**PROVIDED DATA**.
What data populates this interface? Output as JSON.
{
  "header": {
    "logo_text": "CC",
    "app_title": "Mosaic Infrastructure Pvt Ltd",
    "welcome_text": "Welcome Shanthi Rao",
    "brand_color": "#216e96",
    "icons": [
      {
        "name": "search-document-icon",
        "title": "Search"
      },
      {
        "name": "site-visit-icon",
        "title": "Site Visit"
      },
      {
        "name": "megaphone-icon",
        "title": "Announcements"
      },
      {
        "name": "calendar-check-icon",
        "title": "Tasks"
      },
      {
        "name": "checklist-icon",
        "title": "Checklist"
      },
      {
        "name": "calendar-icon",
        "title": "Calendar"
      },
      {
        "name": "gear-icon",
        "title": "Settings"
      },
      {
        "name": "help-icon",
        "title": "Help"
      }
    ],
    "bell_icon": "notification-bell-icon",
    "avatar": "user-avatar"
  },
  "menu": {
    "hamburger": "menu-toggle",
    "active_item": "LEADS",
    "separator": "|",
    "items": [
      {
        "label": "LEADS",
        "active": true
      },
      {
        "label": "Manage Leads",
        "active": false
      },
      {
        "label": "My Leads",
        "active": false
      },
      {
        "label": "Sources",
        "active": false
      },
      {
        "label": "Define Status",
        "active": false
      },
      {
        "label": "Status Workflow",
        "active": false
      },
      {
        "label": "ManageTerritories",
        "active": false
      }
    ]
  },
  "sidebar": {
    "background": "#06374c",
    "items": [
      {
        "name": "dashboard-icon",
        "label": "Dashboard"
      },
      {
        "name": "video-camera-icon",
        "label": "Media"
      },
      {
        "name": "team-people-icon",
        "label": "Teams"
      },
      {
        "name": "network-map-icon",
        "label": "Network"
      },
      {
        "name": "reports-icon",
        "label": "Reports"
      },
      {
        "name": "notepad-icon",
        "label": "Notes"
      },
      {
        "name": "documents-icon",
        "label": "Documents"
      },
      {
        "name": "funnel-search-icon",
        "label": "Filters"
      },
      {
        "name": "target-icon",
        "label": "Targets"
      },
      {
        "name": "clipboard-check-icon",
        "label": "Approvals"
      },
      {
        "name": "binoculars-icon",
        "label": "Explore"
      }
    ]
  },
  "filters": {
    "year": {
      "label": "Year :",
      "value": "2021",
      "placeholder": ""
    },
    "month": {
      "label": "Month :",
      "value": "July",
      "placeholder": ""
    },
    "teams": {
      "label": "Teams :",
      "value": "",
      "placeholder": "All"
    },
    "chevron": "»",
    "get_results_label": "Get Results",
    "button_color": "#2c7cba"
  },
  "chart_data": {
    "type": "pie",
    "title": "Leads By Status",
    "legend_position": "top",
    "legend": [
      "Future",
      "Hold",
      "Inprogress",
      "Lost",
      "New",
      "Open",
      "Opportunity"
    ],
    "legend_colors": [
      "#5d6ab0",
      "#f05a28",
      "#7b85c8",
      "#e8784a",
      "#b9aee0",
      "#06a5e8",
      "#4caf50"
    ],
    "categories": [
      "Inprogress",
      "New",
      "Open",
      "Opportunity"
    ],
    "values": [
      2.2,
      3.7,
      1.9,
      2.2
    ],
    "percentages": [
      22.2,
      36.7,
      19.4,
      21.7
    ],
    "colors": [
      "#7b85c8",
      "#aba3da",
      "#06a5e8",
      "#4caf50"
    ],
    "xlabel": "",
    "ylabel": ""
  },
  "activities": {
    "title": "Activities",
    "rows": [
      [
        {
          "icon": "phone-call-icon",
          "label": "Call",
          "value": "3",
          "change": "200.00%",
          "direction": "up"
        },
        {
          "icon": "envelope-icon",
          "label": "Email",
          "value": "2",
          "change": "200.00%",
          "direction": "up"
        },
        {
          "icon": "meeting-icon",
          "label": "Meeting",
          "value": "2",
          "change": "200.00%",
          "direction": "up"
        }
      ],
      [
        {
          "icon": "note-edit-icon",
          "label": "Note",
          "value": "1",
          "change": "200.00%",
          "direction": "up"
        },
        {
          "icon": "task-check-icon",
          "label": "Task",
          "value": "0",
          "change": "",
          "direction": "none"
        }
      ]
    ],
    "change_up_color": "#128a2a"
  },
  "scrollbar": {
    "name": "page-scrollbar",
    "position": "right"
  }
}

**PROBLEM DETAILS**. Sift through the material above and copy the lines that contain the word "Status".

**RESULT OF THIS TASK**.
        "label": "Define Status",
        "label": "Status Workflow",
    "title": "Leads By Status",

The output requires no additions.